The team have continued to develop increasingly sophisticated prototypes since that first incarnation and back in March, the Malaysian government announced it intends to capitalise on the advancements in autonomous vehicle technology by running a research and development programme until 2025.

Malaysia is also the birthplace of ride-sharing app, Grab. Originally thought to be ASEAN’s answer to Uber, Grab acquired the US company’s Southeast Asian operations back in March, making it the biggest ride-sharing app throughout the region.

Now offering its services in Malaysia, Indonesia, Philippines, Vietnam, Thailand, Myanmar, and Cambodia; Grab partnered with Singapore-based company nuTonomy in order to develop and test autonomous technology.
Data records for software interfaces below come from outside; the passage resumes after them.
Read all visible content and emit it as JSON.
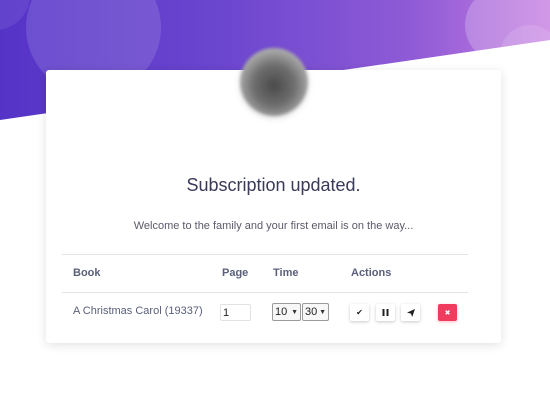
{
  "header": {
    "title": "Subscription updated.",
    "subtitle": "Welcome to the family and your first email is on the way..."
  },
  "table": {
    "columns": [
      "Book",
      "Page",
      "Time",
      "Actions"
    ],
    "rows": [
      {
        "book": "A Christmas Carol (19337)",
        "page": "1",
        "hour": "10",
        "minute": "30"
      }
    ]
  },
  "icons": {
    "confirm": "check-icon",
    "pause": "pause-icon",
    "send": "send-icon",
    "delete": "close-icon",
    "avatar": "avatar-image"
  },
  "colors": {
    "gradient_start": "#5533c7",
    "gradient_end": "#c57be0",
    "delete_button": "#ef3b5e",
    "title_text": "#3a3a5a"
  }
}
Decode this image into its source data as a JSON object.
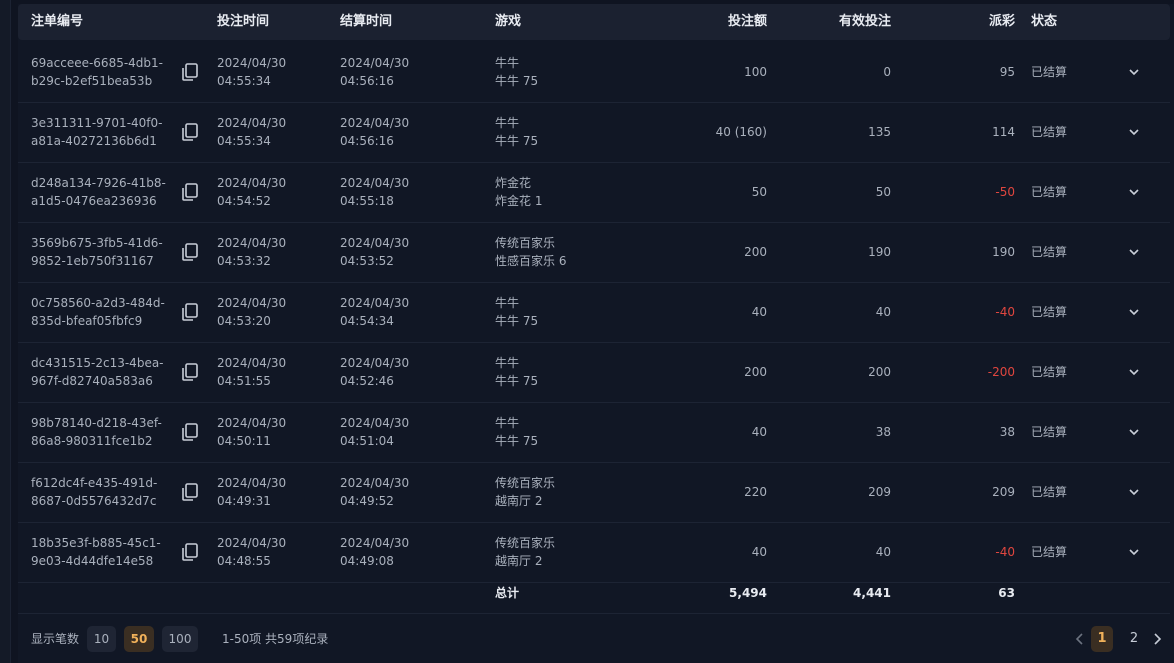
{
  "headers": {
    "order_id": "注单编号",
    "bet_time": "投注时间",
    "settle_time": "结算时间",
    "game": "游戏",
    "bet_amount": "投注额",
    "valid_bet": "有效投注",
    "payout": "派彩",
    "status": "状态"
  },
  "rows": [
    {
      "id1": "69acceee-6685-4db1-",
      "id2": "b29c-b2ef51bea53b",
      "bd": "2024/04/30",
      "bt": "04:55:34",
      "sd": "2024/04/30",
      "st": "04:56:16",
      "g1": "牛牛",
      "g2": "牛牛 75",
      "bet": "100",
      "valid": "0",
      "payout": "95",
      "neg": false,
      "status": "已结算"
    },
    {
      "id1": "3e311311-9701-40f0-",
      "id2": "a81a-40272136b6d1",
      "bd": "2024/04/30",
      "bt": "04:55:34",
      "sd": "2024/04/30",
      "st": "04:56:16",
      "g1": "牛牛",
      "g2": "牛牛 75",
      "bet": "40 (160)",
      "valid": "135",
      "payout": "114",
      "neg": false,
      "status": "已结算"
    },
    {
      "id1": "d248a134-7926-41b8-",
      "id2": "a1d5-0476ea236936",
      "bd": "2024/04/30",
      "bt": "04:54:52",
      "sd": "2024/04/30",
      "st": "04:55:18",
      "g1": "炸金花",
      "g2": "炸金花 1",
      "bet": "50",
      "valid": "50",
      "payout": "-50",
      "neg": true,
      "status": "已结算"
    },
    {
      "id1": "3569b675-3fb5-41d6-",
      "id2": "9852-1eb750f31167",
      "bd": "2024/04/30",
      "bt": "04:53:32",
      "sd": "2024/04/30",
      "st": "04:53:52",
      "g1": "传统百家乐",
      "g2": "性感百家乐 6",
      "bet": "200",
      "valid": "190",
      "payout": "190",
      "neg": false,
      "status": "已结算"
    },
    {
      "id1": "0c758560-a2d3-484d-",
      "id2": "835d-bfeaf05fbfc9",
      "bd": "2024/04/30",
      "bt": "04:53:20",
      "sd": "2024/04/30",
      "st": "04:54:34",
      "g1": "牛牛",
      "g2": "牛牛 75",
      "bet": "40",
      "valid": "40",
      "payout": "-40",
      "neg": true,
      "status": "已结算"
    },
    {
      "id1": "dc431515-2c13-4bea-",
      "id2": "967f-d82740a583a6",
      "bd": "2024/04/30",
      "bt": "04:51:55",
      "sd": "2024/04/30",
      "st": "04:52:46",
      "g1": "牛牛",
      "g2": "牛牛 75",
      "bet": "200",
      "valid": "200",
      "payout": "-200",
      "neg": true,
      "status": "已结算"
    },
    {
      "id1": "98b78140-d218-43ef-",
      "id2": "86a8-980311fce1b2",
      "bd": "2024/04/30",
      "bt": "04:50:11",
      "sd": "2024/04/30",
      "st": "04:51:04",
      "g1": "牛牛",
      "g2": "牛牛 75",
      "bet": "40",
      "valid": "38",
      "payout": "38",
      "neg": false,
      "status": "已结算"
    },
    {
      "id1": "f612dc4f-e435-491d-",
      "id2": "8687-0d5576432d7c",
      "bd": "2024/04/30",
      "bt": "04:49:31",
      "sd": "2024/04/30",
      "st": "04:49:52",
      "g1": "传统百家乐",
      "g2": "越南厅 2",
      "bet": "220",
      "valid": "209",
      "payout": "209",
      "neg": false,
      "status": "已结算"
    },
    {
      "id1": "18b35e3f-b885-45c1-",
      "id2": "9e03-4d44dfe14e58",
      "bd": "2024/04/30",
      "bt": "04:48:55",
      "sd": "2024/04/30",
      "st": "04:49:08",
      "g1": "传统百家乐",
      "g2": "越南厅 2",
      "bet": "40",
      "valid": "40",
      "payout": "-40",
      "neg": true,
      "status": "已结算"
    }
  ],
  "totals": {
    "label": "总计",
    "bet": "5,494",
    "valid": "4,441",
    "payout": "63"
  },
  "footer": {
    "page_size_label": "显示笔数",
    "page_sizes": [
      "10",
      "50",
      "100"
    ],
    "active_page_size": "50",
    "range_text": "1-50项 共59项纪录",
    "pages": [
      "1",
      "2"
    ],
    "current_page": "1"
  },
  "icons": {
    "copy": "copy-icon",
    "expand": "chevron-down-icon",
    "prev": "chevron-left-icon",
    "next": "chevron-right-icon"
  },
  "colors": {
    "negative": "#e0463f",
    "accent": "#f0b15a"
  }
}
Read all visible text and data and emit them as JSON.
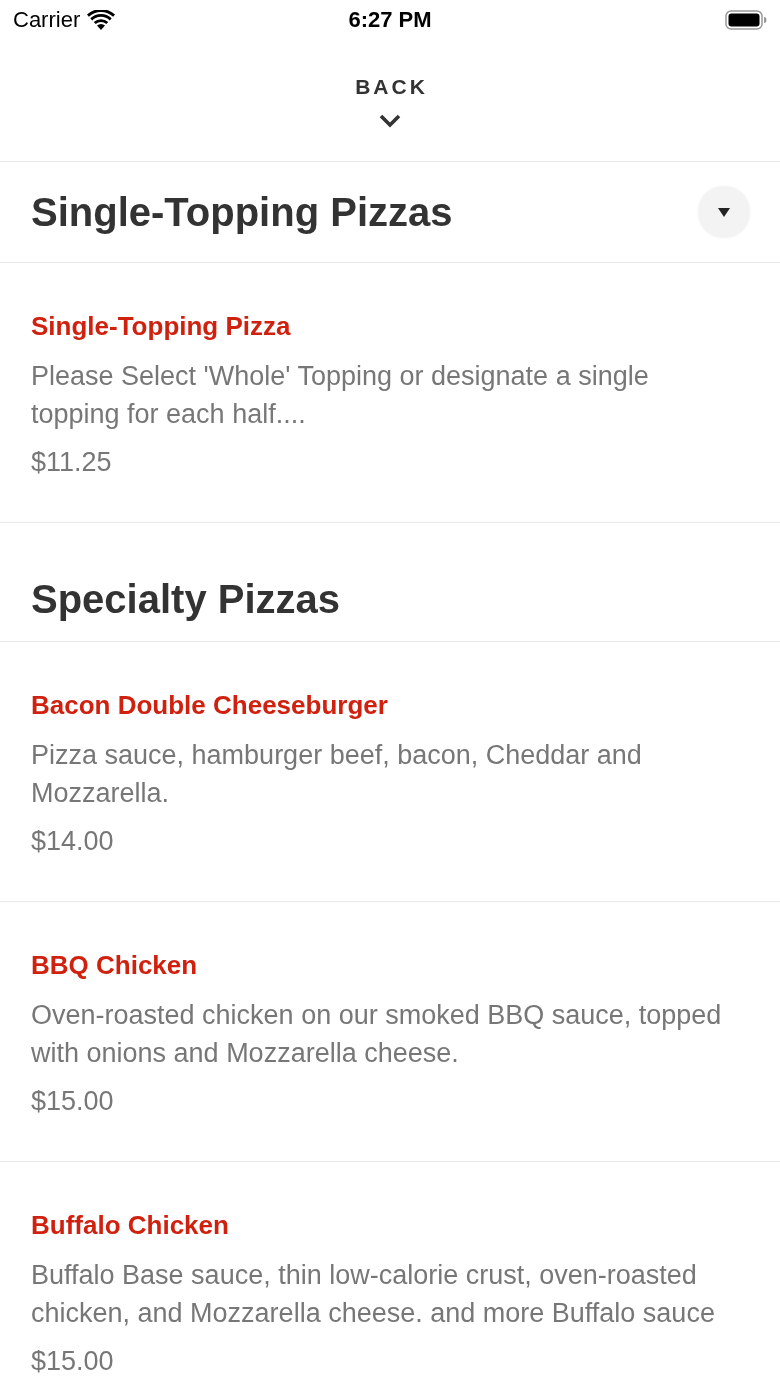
{
  "status_bar": {
    "carrier": "Carrier",
    "time": "6:27 PM"
  },
  "back_button": {
    "label": "BACK"
  },
  "sections": [
    {
      "title": "Single-Topping Pizzas",
      "kind": "sticky",
      "items": [
        {
          "name": "Single-Topping Pizza",
          "description": "Please Select 'Whole' Topping or designate a single topping for each half....",
          "price": "$11.25"
        }
      ]
    },
    {
      "title": "Specialty Pizzas",
      "kind": "plain",
      "items": [
        {
          "name": "Bacon Double Cheeseburger",
          "description": "Pizza sauce, hamburger beef, bacon, Cheddar and Mozzarella.",
          "price": "$14.00"
        },
        {
          "name": "BBQ Chicken",
          "description": "Oven-roasted chicken on our smoked BBQ sauce, topped with onions and Mozzarella cheese.",
          "price": "$15.00"
        },
        {
          "name": "Buffalo Chicken",
          "description": "Buffalo Base sauce, thin low-calorie crust, oven-roasted chicken, and Mozzarella cheese. and more Buffalo sauce",
          "price": "$15.00"
        }
      ]
    }
  ]
}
Grab expects its self-driving taxis on roads throughout Southeast Asia before 2022.


Not looking to be left behind, earlier this year the Vietnamese government gave the green light to a request from FTP Software to run a driverless car pilot scheme in Vietnam’s hi-tech zones and software parks.

Vietnam’s Ministry of Transport sees the development of autonomous vehicles to be in alignment with Industry 4.0, a strategy they are keen to promote. According to FTP Software, the cars can travel at 25 km per hour and use various techniques such as radar, GPS, and computer vision to monitor their surroundings, automatically break and avoid obstacles.

Brunei and Laos

Malaysian taxi firm Grab has announced plans to break ground in Brunei and Laos in 2018.

Currently, the only countries to remain untouched by the company, if Grab does launch in the two countries as promised, they could also see the company’s self-driving taxis on the road before too long.